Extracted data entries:
■ ■ ■ ■ ■ ■ ■
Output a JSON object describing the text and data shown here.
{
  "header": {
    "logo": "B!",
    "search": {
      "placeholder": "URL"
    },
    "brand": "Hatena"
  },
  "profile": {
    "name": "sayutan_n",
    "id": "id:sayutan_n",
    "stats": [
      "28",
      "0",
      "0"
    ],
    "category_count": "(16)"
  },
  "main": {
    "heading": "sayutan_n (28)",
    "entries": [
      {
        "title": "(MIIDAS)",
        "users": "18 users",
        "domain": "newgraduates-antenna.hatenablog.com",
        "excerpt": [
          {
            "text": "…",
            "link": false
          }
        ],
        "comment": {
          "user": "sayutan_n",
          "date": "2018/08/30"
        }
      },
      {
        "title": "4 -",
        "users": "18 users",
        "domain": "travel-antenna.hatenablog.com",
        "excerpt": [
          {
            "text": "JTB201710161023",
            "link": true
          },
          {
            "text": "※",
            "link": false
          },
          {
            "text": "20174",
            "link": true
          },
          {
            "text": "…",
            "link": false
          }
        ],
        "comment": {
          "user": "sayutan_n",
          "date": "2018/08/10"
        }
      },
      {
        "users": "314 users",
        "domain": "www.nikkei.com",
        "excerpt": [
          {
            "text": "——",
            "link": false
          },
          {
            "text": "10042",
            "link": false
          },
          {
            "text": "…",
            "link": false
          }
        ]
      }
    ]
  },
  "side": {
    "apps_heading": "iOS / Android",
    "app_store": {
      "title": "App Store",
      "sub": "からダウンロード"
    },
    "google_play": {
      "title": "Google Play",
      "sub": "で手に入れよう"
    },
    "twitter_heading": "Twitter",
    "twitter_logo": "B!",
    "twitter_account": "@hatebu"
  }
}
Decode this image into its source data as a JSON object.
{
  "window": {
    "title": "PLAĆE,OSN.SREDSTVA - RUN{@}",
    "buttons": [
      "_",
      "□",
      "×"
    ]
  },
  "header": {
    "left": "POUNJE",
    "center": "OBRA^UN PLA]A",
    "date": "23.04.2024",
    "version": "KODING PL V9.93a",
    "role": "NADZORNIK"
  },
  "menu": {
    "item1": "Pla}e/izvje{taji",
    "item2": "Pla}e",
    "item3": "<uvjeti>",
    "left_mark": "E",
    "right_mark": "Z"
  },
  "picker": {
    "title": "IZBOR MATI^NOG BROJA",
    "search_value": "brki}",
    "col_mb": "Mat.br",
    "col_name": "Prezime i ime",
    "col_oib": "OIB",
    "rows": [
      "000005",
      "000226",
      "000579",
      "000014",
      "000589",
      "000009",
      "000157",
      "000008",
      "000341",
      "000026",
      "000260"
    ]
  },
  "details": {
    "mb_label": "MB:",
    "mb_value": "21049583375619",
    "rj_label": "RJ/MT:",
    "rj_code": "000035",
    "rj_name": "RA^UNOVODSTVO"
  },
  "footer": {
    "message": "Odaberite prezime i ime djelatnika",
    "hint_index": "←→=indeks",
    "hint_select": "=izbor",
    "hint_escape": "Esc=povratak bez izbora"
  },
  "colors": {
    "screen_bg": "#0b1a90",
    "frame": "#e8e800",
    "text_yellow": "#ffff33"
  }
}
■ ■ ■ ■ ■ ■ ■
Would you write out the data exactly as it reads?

> Output for this task:
Output a JSON object describing the text and data shown here.
{
  "header": {
    "logo": "B!",
    "search": {
      "placeholder": "URL"
    },
    "brand": "Hatena"
  },
  "profile": {
    "name": "sayutan_n",
    "id": "id:sayutan_n",
    "stats": [
      "28",
      "0",
      "0"
    ],
    "category_count": "(16)"
  },
  "main": {
    "heading": "sayutan_n (28)",
    "entries": [
      {
        "title": "(MIIDAS)",
        "users": "18 users",
        "domain": "newgraduates-antenna.hatenablog.com",
        "excerpt": [
          {
            "text": "…",
            "link": false
          }
        ],
        "comment": {
          "user": "sayutan_n",
          "date": "2018/08/30"
        }
      },
      {
        "title": "4 -",
        "users": "18 users",
        "domain": "travel-antenna.hatenablog.com",
        "excerpt": [
          {
            "text": "JTB201710161023",
            "link": true
          },
          {
            "text": "※",
            "link": false
          },
          {
            "text": "20174",
            "link": true
          },
          {
            "text": "…",
            "link": false
          }
        ],
        "comment": {
          "user": "sayutan_n",
          "date": "2018/08/10"
        }
      },
      {
        "users": "314 users",
        "domain": "www.nikkei.com",
        "excerpt": [
          {
            "text": "——",
            "link": false
          },
          {
            "text": "10042",
            "link": false
          },
          {
            "text": "…",
            "link": false
          }
        ]
      }
    ]
  },
  "side": {
    "apps_heading": "iOS / Android",
    "app_store": {
      "title": "App Store",
      "sub": "からダウンロード"
    },
    "google_play": {
      "title": "Google Play",
      "sub": "で手に入れよう"
    },
    "twitter_heading": "Twitter",
    "twitter_logo": "B!",
    "twitter_account": "@hatebu"
  }
}
Decode this image into its source data as a JSON object.
{
  "window": {
    "title": "PLAĆE,OSN.SREDSTVA - RUN{@}",
    "buttons": [
      "_",
      "□",
      "×"
    ]
  },
  "header": {
    "left": "POUNJE",
    "center": "OBRA^UN PLA]A",
    "date": "23.04.2024",
    "version": "KODING PL V9.93a",
    "role": "NADZORNIK"
  },
  "menu": {
    "item1": "Pla}e/izvje{taji",
    "item2": "Pla}e",
    "item3": "<uvjeti>",
    "left_mark": "E",
    "right_mark": "Z"
  },
  "picker": {
    "title": "IZBOR MATI^NOG BROJA",
    "search_value": "brki}",
    "col_mb": "Mat.br",
    "col_name": "Prezime i ime",
    "col_oib": "OIB",
    "rows": [
      "000005",
      "000226",
      "000579",
      "000014",
      "000589",
      "000009",
      "000157",
      "000008",
      "000341",
      "000026",
      "000260"
    ]
  },
  "details": {
    "mb_label": "MB:",
    "mb_value": "21049583375619",
    "rj_label": "RJ/MT:",
    "rj_code": "000035",
    "rj_name": "RA^UNOVODSTVO"
  },
  "footer": {
    "message": "Odaberite prezime i ime djelatnika",
    "hint_index": "←→=indeks",
    "hint_select": "=izbor",
    "hint_escape": "Esc=povratak bez izbora"
  },
  "colors": {
    "screen_bg": "#0b1a90",
    "frame": "#e8e800",
    "text_yellow": "#ffff33"
  }
}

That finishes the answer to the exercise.